──────── TASK INPUTS ────────

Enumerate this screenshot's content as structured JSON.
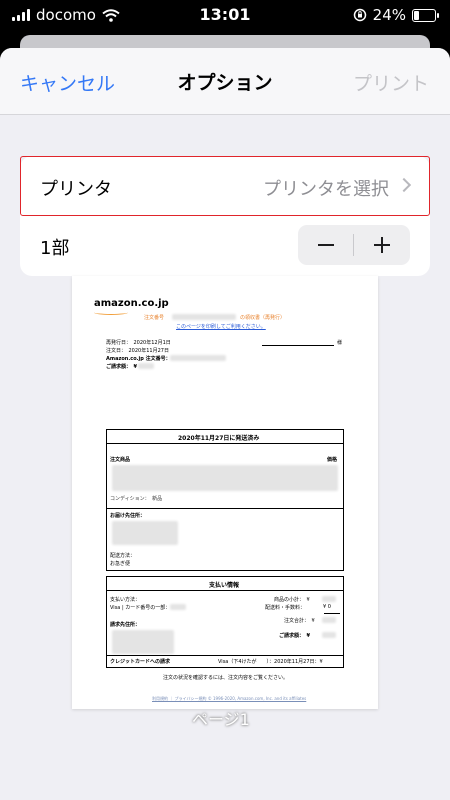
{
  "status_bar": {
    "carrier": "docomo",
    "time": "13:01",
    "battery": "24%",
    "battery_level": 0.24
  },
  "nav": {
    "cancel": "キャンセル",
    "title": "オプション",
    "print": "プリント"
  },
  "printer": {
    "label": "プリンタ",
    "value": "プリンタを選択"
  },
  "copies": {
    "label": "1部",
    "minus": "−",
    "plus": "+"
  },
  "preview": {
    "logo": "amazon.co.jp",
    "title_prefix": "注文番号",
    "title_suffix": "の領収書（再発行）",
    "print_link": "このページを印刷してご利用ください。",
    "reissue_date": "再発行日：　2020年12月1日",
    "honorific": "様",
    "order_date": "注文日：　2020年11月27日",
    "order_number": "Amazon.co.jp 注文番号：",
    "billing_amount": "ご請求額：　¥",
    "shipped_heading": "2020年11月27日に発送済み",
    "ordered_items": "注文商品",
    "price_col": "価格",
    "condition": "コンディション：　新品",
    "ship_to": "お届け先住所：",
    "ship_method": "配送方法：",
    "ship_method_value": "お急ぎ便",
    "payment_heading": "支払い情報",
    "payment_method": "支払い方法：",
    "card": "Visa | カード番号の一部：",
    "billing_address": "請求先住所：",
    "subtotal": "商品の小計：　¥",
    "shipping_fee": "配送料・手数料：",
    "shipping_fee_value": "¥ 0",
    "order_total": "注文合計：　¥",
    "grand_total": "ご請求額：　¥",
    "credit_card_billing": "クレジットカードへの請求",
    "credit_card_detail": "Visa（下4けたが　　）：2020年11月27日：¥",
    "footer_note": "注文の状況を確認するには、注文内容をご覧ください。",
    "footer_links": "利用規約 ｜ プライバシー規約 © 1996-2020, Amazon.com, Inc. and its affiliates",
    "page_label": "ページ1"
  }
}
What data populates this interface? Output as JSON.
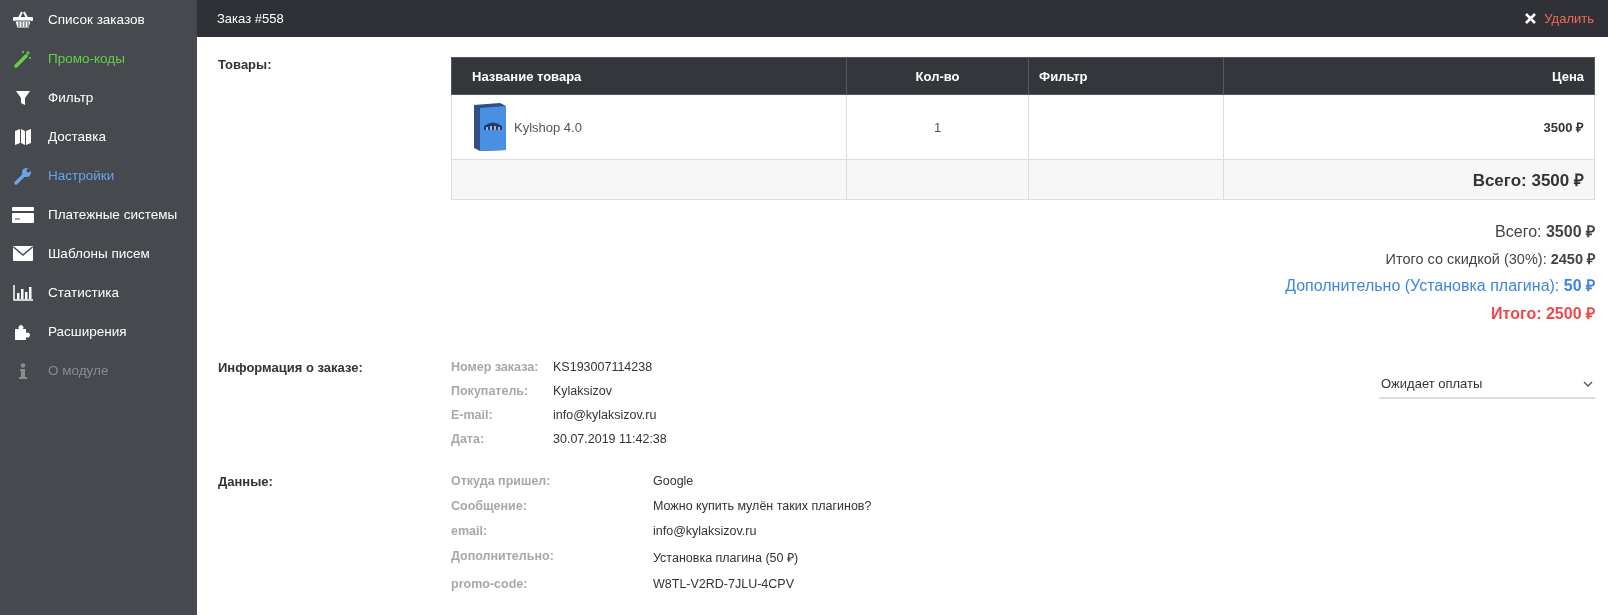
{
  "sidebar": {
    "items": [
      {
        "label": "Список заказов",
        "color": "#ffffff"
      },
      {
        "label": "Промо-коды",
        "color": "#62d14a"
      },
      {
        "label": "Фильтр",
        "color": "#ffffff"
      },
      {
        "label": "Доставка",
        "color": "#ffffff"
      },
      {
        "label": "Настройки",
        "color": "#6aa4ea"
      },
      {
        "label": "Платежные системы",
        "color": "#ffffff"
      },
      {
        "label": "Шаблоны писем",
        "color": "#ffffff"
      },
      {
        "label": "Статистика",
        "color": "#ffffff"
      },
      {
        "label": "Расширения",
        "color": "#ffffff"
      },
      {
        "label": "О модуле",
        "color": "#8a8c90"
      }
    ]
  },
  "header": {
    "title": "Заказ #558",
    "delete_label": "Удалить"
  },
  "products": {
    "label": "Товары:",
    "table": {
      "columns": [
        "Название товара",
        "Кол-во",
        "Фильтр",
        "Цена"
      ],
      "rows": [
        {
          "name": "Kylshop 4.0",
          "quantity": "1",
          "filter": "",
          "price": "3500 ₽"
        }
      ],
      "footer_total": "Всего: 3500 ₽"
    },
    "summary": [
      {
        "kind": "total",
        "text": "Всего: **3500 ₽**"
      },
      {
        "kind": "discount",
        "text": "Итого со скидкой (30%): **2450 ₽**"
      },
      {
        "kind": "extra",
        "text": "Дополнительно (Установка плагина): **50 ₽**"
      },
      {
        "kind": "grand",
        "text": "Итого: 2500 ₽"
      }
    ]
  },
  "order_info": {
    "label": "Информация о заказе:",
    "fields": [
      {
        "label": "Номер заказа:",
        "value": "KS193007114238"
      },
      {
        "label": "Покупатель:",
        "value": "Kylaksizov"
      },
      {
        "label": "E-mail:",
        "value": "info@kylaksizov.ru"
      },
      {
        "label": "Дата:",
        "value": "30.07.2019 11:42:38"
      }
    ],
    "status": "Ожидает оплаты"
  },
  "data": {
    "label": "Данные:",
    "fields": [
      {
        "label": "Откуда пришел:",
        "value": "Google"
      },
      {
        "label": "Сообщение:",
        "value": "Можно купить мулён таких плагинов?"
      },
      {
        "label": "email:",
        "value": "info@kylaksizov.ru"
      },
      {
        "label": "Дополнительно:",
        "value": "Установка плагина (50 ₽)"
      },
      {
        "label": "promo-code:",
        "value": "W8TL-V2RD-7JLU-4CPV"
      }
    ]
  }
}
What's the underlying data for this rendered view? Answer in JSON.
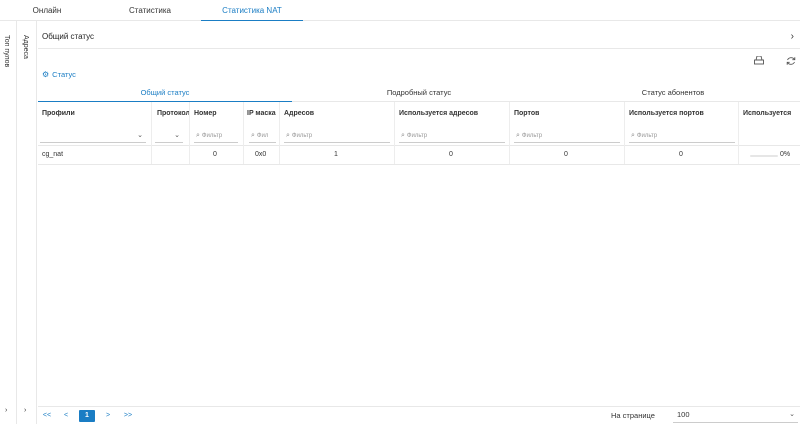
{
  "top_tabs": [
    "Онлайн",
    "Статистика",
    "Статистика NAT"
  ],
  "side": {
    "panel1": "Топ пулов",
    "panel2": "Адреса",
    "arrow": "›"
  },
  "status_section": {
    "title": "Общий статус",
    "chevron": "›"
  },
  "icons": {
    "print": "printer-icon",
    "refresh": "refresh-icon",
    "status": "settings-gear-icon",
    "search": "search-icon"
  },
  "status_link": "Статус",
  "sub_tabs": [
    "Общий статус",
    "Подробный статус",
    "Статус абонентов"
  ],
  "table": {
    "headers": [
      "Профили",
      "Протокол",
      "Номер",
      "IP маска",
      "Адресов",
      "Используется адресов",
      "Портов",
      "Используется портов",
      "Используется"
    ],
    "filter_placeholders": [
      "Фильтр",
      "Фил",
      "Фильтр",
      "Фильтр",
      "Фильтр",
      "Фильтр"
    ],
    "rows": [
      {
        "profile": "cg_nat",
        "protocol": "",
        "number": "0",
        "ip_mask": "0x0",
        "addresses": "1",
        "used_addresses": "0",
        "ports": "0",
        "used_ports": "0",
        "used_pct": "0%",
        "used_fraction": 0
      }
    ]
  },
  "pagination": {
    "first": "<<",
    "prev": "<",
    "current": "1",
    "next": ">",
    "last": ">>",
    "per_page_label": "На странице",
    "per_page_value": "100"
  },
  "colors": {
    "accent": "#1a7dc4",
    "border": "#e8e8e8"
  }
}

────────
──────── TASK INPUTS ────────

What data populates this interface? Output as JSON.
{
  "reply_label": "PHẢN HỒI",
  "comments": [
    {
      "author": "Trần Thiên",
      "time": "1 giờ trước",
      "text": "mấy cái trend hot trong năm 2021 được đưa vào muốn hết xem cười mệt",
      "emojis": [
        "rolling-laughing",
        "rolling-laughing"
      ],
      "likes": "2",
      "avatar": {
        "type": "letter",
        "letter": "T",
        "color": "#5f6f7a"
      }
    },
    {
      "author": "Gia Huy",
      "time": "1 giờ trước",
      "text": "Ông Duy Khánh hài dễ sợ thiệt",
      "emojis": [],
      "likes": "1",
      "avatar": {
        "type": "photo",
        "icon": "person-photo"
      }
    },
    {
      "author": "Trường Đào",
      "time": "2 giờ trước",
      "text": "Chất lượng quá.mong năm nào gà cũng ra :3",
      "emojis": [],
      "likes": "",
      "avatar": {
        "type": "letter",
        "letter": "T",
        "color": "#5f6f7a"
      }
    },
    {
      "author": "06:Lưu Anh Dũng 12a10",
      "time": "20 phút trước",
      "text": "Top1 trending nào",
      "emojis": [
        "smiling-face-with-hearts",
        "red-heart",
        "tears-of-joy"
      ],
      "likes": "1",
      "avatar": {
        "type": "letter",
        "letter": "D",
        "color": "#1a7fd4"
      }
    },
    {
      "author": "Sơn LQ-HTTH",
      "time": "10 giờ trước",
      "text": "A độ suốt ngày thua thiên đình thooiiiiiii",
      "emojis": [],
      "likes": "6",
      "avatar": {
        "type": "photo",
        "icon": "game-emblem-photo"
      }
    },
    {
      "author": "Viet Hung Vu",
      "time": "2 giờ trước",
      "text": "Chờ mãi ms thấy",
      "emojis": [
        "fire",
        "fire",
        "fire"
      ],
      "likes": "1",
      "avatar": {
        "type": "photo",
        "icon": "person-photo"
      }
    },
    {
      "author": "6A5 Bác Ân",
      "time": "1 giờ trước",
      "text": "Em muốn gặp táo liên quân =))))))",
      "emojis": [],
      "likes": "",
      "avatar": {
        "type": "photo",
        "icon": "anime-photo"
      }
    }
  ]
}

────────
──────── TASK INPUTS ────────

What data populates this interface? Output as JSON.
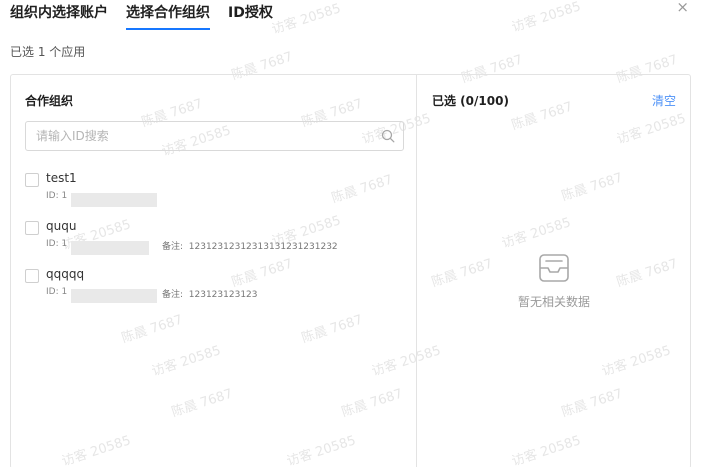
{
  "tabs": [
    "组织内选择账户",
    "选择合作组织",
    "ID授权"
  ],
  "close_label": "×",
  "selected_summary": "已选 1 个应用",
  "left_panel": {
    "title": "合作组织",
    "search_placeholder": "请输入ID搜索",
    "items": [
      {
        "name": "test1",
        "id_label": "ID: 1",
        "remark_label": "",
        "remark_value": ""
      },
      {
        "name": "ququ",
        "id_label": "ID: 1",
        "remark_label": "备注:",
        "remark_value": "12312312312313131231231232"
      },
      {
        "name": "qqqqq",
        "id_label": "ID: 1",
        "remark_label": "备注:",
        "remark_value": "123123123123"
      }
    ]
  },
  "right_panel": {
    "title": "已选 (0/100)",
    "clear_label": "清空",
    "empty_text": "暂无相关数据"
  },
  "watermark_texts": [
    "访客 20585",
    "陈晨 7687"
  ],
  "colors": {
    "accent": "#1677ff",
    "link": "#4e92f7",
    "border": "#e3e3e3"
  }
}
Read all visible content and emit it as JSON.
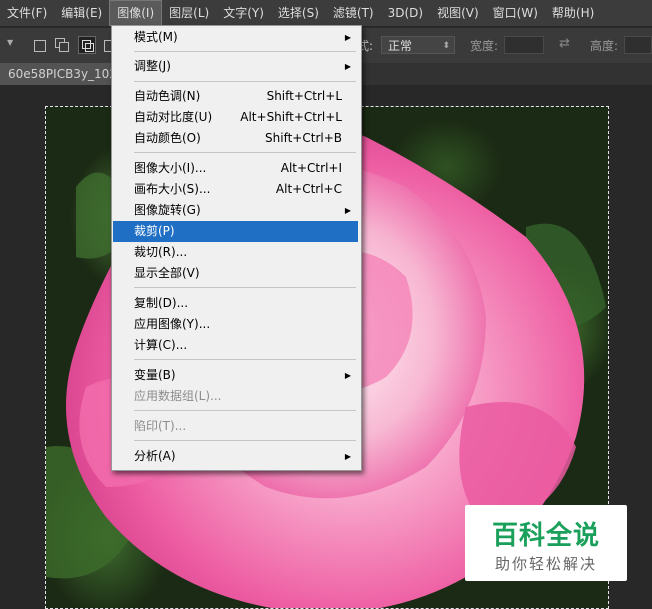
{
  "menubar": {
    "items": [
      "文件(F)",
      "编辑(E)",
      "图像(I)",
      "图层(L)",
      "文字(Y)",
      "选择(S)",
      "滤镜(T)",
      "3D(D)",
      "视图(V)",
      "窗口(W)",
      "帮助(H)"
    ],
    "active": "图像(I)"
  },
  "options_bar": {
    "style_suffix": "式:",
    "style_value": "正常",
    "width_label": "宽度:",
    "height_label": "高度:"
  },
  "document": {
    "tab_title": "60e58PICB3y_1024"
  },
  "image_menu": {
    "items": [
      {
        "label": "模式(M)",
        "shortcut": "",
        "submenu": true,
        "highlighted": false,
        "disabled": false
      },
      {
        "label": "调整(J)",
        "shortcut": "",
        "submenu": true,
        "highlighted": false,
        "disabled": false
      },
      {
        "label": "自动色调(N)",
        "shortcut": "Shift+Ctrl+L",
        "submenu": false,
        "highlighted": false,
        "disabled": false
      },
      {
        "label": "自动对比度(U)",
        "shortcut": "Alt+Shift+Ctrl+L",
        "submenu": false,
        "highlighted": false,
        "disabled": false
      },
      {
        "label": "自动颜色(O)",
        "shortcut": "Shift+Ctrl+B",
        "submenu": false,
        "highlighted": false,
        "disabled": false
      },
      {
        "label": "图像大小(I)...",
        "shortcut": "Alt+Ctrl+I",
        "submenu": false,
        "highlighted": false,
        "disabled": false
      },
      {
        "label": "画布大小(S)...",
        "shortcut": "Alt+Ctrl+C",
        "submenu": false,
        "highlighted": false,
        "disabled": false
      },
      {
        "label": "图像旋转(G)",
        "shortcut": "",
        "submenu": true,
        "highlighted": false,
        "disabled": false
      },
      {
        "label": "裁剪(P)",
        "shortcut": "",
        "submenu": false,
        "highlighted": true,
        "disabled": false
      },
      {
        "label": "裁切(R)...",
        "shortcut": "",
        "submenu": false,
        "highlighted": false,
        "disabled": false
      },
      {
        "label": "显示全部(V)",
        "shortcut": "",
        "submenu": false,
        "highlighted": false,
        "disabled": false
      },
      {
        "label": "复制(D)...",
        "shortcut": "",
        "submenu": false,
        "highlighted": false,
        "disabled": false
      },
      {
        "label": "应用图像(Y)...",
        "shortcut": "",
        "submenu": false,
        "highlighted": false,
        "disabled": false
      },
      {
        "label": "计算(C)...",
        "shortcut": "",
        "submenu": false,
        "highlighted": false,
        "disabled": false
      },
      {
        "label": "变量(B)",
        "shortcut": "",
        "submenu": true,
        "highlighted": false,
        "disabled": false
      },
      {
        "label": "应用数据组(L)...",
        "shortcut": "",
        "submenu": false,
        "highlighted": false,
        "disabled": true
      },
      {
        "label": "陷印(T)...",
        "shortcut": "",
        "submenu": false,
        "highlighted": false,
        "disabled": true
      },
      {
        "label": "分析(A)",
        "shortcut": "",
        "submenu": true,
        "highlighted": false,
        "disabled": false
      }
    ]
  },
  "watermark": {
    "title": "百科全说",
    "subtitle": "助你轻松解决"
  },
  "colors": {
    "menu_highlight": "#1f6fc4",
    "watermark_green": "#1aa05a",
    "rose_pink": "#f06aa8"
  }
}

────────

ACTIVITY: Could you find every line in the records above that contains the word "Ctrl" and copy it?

ANSWER TO THE EXERCISE:
        "shortcut": "Shift+Ctrl+L",
        "shortcut": "Alt+Shift+Ctrl+L",
        "shortcut": "Shift+Ctrl+B",
        "shortcut": "Alt+Ctrl+I",
        "shortcut": "Alt+Ctrl+C",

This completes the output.